▸ Your goal
Would you output the whole of the data exactly?

▸ Data for processing
========================
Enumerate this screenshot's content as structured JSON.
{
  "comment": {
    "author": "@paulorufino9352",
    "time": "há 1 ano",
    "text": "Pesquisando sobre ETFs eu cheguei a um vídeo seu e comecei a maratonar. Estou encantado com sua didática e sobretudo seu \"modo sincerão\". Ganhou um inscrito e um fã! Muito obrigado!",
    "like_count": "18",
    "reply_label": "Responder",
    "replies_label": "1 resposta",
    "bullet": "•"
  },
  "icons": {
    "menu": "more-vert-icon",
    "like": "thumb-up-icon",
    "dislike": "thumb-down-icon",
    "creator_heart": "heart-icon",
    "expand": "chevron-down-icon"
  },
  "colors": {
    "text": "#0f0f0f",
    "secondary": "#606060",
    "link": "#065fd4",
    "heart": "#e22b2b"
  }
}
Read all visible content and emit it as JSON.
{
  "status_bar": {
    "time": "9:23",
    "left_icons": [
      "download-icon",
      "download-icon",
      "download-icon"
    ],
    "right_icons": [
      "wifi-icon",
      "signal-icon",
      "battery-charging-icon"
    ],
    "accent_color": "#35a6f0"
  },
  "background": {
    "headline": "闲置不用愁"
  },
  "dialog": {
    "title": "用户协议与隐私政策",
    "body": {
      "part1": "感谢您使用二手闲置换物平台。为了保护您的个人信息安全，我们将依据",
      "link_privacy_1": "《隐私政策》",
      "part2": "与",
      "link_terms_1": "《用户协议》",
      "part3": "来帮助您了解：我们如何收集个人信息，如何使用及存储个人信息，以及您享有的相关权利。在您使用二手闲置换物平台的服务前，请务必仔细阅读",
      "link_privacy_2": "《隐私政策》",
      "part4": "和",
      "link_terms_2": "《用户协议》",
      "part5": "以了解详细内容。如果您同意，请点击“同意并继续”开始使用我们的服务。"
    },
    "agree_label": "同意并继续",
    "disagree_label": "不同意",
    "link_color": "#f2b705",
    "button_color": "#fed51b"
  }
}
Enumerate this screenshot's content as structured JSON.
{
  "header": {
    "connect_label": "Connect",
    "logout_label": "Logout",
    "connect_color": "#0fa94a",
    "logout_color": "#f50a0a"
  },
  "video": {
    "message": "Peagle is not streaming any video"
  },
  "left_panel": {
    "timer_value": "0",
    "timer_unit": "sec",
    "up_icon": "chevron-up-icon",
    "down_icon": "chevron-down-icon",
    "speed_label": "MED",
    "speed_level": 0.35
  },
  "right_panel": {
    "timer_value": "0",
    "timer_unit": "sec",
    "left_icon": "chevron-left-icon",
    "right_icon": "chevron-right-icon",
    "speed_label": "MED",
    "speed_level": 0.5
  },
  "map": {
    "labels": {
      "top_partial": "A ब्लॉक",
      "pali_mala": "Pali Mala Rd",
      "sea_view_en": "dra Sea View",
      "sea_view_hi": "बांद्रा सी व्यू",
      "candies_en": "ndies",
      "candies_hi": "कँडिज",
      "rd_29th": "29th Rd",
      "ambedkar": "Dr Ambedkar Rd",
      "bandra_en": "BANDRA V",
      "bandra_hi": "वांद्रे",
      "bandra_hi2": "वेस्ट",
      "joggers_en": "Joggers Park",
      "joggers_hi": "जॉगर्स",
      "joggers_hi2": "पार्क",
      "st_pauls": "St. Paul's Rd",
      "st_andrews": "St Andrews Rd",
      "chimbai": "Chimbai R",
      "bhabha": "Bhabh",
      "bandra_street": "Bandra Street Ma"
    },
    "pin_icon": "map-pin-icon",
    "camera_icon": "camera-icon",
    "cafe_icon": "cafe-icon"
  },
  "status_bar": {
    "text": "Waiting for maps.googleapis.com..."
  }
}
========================
▸ Worked solution
Enumerate this screenshot's content as structured JSON.
{
  "comment": {
    "author": "@paulorufino9352",
    "time": "há 1 ano",
    "text": "Pesquisando sobre ETFs eu cheguei a um vídeo seu e comecei a maratonar. Estou encantado com sua didática e sobretudo seu \"modo sincerão\". Ganhou um inscrito e um fã! Muito obrigado!",
    "like_count": "18",
    "reply_label": "Responder",
    "replies_label": "1 resposta",
    "bullet": "•"
  },
  "icons": {
    "menu": "more-vert-icon",
    "like": "thumb-up-icon",
    "dislike": "thumb-down-icon",
    "creator_heart": "heart-icon",
    "expand": "chevron-down-icon"
  },
  "colors": {
    "text": "#0f0f0f",
    "secondary": "#606060",
    "link": "#065fd4",
    "heart": "#e22b2b"
  }
}
Read all visible content and emit it as JSON.
{
  "status_bar": {
    "time": "9:23",
    "left_icons": [
      "download-icon",
      "download-icon",
      "download-icon"
    ],
    "right_icons": [
      "wifi-icon",
      "signal-icon",
      "battery-charging-icon"
    ],
    "accent_color": "#35a6f0"
  },
  "background": {
    "headline": "闲置不用愁"
  },
  "dialog": {
    "title": "用户协议与隐私政策",
    "body": {
      "part1": "感谢您使用二手闲置换物平台。为了保护您的个人信息安全，我们将依据",
      "link_privacy_1": "《隐私政策》",
      "part2": "与",
      "link_terms_1": "《用户协议》",
      "part3": "来帮助您了解：我们如何收集个人信息，如何使用及存储个人信息，以及您享有的相关权利。在您使用二手闲置换物平台的服务前，请务必仔细阅读",
      "link_privacy_2": "《隐私政策》",
      "part4": "和",
      "link_terms_2": "《用户协议》",
      "part5": "以了解详细内容。如果您同意，请点击“同意并继续”开始使用我们的服务。"
    },
    "agree_label": "同意并继续",
    "disagree_label": "不同意",
    "link_color": "#f2b705",
    "button_color": "#fed51b"
  }
}
Enumerate this screenshot's content as structured JSON.
{
  "header": {
    "connect_label": "Connect",
    "logout_label": "Logout",
    "connect_color": "#0fa94a",
    "logout_color": "#f50a0a"
  },
  "video": {
    "message": "Peagle is not streaming any video"
  },
  "left_panel": {
    "timer_value": "0",
    "timer_unit": "sec",
    "up_icon": "chevron-up-icon",
    "down_icon": "chevron-down-icon",
    "speed_label": "MED",
    "speed_level": 0.35
  },
  "right_panel": {
    "timer_value": "0",
    "timer_unit": "sec",
    "left_icon": "chevron-left-icon",
    "right_icon": "chevron-right-icon",
    "speed_label": "MED",
    "speed_level": 0.5
  },
  "map": {
    "labels": {
      "top_partial": "A ब्लॉक",
      "pali_mala": "Pali Mala Rd",
      "sea_view_en": "dra Sea View",
      "sea_view_hi": "बांद्रा सी व्यू",
      "candies_en": "ndies",
      "candies_hi": "कँडिज",
      "rd_29th": "29th Rd",
      "ambedkar": "Dr Ambedkar Rd",
      "bandra_en": "BANDRA V",
      "bandra_hi": "वांद्रे",
      "bandra_hi2": "वेस्ट",
      "joggers_en": "Joggers Park",
      "joggers_hi": "जॉगर्स",
      "joggers_hi2": "पार्क",
      "st_pauls": "St. Paul's Rd",
      "st_andrews": "St Andrews Rd",
      "chimbai": "Chimbai R",
      "bhabha": "Bhabh",
      "bandra_street": "Bandra Street Ma"
    },
    "pin_icon": "map-pin-icon",
    "camera_icon": "camera-icon",
    "cafe_icon": "cafe-icon"
  },
  "status_bar": {
    "text": "Waiting for maps.googleapis.com..."
  }
}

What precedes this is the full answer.